New Jersey Governor Chris Christie did a good job of apologizing for the George Washington Bridge scandal at his press conference on Thursday. He looked sincere in conveying sadness at being betrayed by a liar.
He held that top aide accountable by firing her.
On top of that he answered any question thrown at him for more than an hour, one more sign of a man taking a solid first step to rebuild public confidence in his once stellar reputation as a blunt but trustworthy leader.
Despite the winning performance the one thing Gov. Christie did not do was put an end to the scandal that threatens his political future as the front-runner for the Republican presidential nomination in 2016.
There are two very hot and politically charged investigations underway digging up emails and other evidence capable of drawing the governor back into this fire that threatens his political house.
The governor’s political opponents in the state legislature control one probe. The Port Authority, which controls the bridge, is doing the other investigation. The Port Authority includes people from other states who are often political rivals with the governor.
And the U.S. Congress -- with their federal agents and subpoenas -- are on the brink of jumping in with a third probe of the Fort Lee scandal.
In addition, there are several stories now attracting attention about other schemes by the governor’s office to punish people who crossed him.
Any of those stories is now primed to get new reviews from the press and prosecutors and could set off yet more investigations.
The current investigations and possible future dragnets now hang over the governor despite the bravura performance before the press.
And like an open wound these investigations will continue to weaken his political image, transforming the popular governor from a blunt, honest public official to a petty, mean politician bent on punishing rivals.
“The point of the story is that Christie will do payback,” is the way leading conservative radio talk show host Rush Limbaugh described the scandal. “If you don’t give him what he wants, he’ll pay you back.”
That means Republican primary voters nationwide deciding on Christie’s likely future presidential bid are going to be getting regular reminders that they have had questions about him in the past.
The governor’s loud praise and embrace of President Obama after Hurricane Sandy came in the middle of the 2012 election and infuriated some Republicans.
His changing position on gay rights has caused concern among social conservatives, too.
Those whispers and doubts about Christie among Republicans have not been quieted with the press conference.
If any subsequent investigation is able to tie the governor directly to any retribution against political rivals, Democrats or Republicans, then his political rivals in the GOP will be glad to use it against him.
In one case that has been already been reported but not investigated a Rutgers political science professor disagreed with the governor’s plan for redistricting the state.
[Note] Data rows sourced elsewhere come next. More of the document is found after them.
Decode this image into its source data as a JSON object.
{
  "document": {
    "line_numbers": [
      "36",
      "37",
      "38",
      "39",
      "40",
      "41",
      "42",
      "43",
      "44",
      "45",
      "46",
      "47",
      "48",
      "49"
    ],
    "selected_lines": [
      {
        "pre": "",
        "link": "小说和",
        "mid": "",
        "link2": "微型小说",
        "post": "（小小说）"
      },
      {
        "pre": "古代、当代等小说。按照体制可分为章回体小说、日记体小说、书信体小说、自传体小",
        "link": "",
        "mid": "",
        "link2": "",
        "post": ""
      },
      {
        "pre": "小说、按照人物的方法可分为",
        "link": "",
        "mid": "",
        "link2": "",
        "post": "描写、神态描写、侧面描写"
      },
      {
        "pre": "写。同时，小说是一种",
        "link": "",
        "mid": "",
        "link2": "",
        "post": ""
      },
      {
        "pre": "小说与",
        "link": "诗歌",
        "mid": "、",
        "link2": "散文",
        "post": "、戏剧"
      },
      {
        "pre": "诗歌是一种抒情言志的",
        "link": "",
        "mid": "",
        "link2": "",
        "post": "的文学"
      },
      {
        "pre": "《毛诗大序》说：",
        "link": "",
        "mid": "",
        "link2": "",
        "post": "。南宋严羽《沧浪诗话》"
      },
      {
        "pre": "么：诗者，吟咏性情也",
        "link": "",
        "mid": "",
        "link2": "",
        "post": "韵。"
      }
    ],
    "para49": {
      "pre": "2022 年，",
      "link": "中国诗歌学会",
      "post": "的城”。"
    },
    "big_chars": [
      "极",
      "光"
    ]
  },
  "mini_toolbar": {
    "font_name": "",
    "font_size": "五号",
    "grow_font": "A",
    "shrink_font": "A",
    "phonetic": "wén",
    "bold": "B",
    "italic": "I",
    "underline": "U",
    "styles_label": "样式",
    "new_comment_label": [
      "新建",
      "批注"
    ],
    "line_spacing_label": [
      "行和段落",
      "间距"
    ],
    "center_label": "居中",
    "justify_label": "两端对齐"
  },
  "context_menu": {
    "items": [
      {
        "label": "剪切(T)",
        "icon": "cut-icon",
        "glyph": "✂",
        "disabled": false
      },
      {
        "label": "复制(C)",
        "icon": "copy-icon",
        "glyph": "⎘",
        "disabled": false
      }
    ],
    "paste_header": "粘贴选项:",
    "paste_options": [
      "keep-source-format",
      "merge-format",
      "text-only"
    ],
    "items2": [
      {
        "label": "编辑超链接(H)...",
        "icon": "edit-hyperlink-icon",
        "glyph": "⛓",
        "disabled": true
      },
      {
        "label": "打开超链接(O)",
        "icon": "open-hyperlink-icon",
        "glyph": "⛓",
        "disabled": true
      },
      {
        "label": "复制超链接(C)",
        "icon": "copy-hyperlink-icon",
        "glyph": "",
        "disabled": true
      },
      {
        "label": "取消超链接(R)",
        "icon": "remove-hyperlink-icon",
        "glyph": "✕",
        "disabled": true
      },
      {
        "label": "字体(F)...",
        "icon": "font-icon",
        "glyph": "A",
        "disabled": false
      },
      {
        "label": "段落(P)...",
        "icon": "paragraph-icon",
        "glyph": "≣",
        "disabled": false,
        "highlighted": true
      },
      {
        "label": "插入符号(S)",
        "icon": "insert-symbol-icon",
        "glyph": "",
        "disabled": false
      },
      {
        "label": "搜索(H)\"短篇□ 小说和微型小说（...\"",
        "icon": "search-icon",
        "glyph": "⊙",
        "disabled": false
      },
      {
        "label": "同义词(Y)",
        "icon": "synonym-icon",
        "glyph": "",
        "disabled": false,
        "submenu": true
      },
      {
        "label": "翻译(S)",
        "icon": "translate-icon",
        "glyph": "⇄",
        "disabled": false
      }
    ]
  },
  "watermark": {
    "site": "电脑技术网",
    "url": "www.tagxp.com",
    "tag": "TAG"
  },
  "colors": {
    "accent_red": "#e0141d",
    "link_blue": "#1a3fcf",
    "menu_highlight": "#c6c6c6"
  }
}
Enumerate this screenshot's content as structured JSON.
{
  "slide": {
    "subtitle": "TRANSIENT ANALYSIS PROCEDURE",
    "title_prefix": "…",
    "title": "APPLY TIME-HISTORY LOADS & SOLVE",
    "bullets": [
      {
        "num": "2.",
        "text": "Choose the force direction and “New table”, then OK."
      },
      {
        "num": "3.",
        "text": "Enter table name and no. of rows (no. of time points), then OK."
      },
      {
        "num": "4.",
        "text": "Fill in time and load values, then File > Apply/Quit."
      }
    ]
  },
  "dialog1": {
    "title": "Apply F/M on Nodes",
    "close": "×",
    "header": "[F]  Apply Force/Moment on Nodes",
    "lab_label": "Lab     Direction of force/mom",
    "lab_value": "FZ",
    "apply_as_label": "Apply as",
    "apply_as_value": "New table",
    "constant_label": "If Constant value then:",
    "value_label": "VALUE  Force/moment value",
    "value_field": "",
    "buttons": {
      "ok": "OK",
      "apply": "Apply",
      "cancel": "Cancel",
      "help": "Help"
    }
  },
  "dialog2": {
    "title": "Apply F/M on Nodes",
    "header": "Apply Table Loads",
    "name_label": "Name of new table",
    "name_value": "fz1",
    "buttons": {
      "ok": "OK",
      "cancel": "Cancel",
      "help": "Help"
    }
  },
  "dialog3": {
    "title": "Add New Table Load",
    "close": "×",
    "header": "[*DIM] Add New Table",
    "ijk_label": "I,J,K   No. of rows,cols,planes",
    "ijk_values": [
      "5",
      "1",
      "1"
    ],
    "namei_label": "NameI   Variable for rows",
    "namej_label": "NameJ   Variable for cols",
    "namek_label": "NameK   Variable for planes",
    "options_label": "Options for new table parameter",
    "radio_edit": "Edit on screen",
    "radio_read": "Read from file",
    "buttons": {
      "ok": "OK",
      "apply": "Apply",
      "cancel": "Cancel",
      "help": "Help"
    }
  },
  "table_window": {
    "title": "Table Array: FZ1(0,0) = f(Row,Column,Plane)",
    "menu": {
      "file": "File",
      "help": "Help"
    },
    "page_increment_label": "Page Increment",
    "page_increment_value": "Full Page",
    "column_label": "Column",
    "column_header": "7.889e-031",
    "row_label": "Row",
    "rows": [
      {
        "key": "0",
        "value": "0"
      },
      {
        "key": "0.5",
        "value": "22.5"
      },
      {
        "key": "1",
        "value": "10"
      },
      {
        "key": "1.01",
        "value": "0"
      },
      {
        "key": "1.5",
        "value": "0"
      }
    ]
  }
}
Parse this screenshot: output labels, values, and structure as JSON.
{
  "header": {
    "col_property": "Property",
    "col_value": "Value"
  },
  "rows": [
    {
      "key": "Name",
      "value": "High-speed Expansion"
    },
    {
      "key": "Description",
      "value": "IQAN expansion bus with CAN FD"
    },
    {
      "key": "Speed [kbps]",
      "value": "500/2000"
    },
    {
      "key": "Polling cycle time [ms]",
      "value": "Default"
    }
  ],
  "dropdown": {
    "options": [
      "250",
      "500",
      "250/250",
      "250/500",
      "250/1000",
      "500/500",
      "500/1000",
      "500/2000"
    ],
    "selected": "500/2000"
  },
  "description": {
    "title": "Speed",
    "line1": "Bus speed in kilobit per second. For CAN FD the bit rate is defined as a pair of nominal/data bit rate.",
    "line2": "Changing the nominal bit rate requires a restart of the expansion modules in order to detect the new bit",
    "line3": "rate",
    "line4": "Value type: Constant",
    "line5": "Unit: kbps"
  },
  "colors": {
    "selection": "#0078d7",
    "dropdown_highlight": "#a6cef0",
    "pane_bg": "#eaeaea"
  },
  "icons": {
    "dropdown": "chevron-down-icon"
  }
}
His political institute soon had $169,000 cut from its state funding.
In another case country prosecutors claim they were fired by the governor’s attorney general for an investigation that led to questions for one of the governor’s fundraisers and indictment of a Republican sheriff.
And then there is the story of a past New Jersey governor who had his police escort taken away by Gov. Christie’s staff when the old governor expressed policy difference with Gov. Christie. You can expect to hear more about that one, too.
But the big investigation is the one into the closing of lanes connecting Fort Lee to the George Washington Bridge.
A press conference can’t stop damage from new stories emerging about sick people who did not make it to the hospital because of a traffic jam created by the governor to punish residents of his state.
And if Bridget Anne Kelly, the top aide fired by Christie, ever decides to go on television or to the papers for interviews that contradict anything he said in his press conference the scandal will also gain new life.
The bottom line is that the governor gets top marks for his performance at the Thursday press conference. Unfortunately for him that was just the first test. And it is going to be a long ride to get across this political bridge.
Juan Williams currently serves as a co-host of FOX News Channel’s (FNC) The Five (weekdays 5-6PM/ET) and also appears as a political analyst on FOX News Sunday with Chris Wallace and Special Report with Bret Baier. Williams joined the network as a contributor in 1997.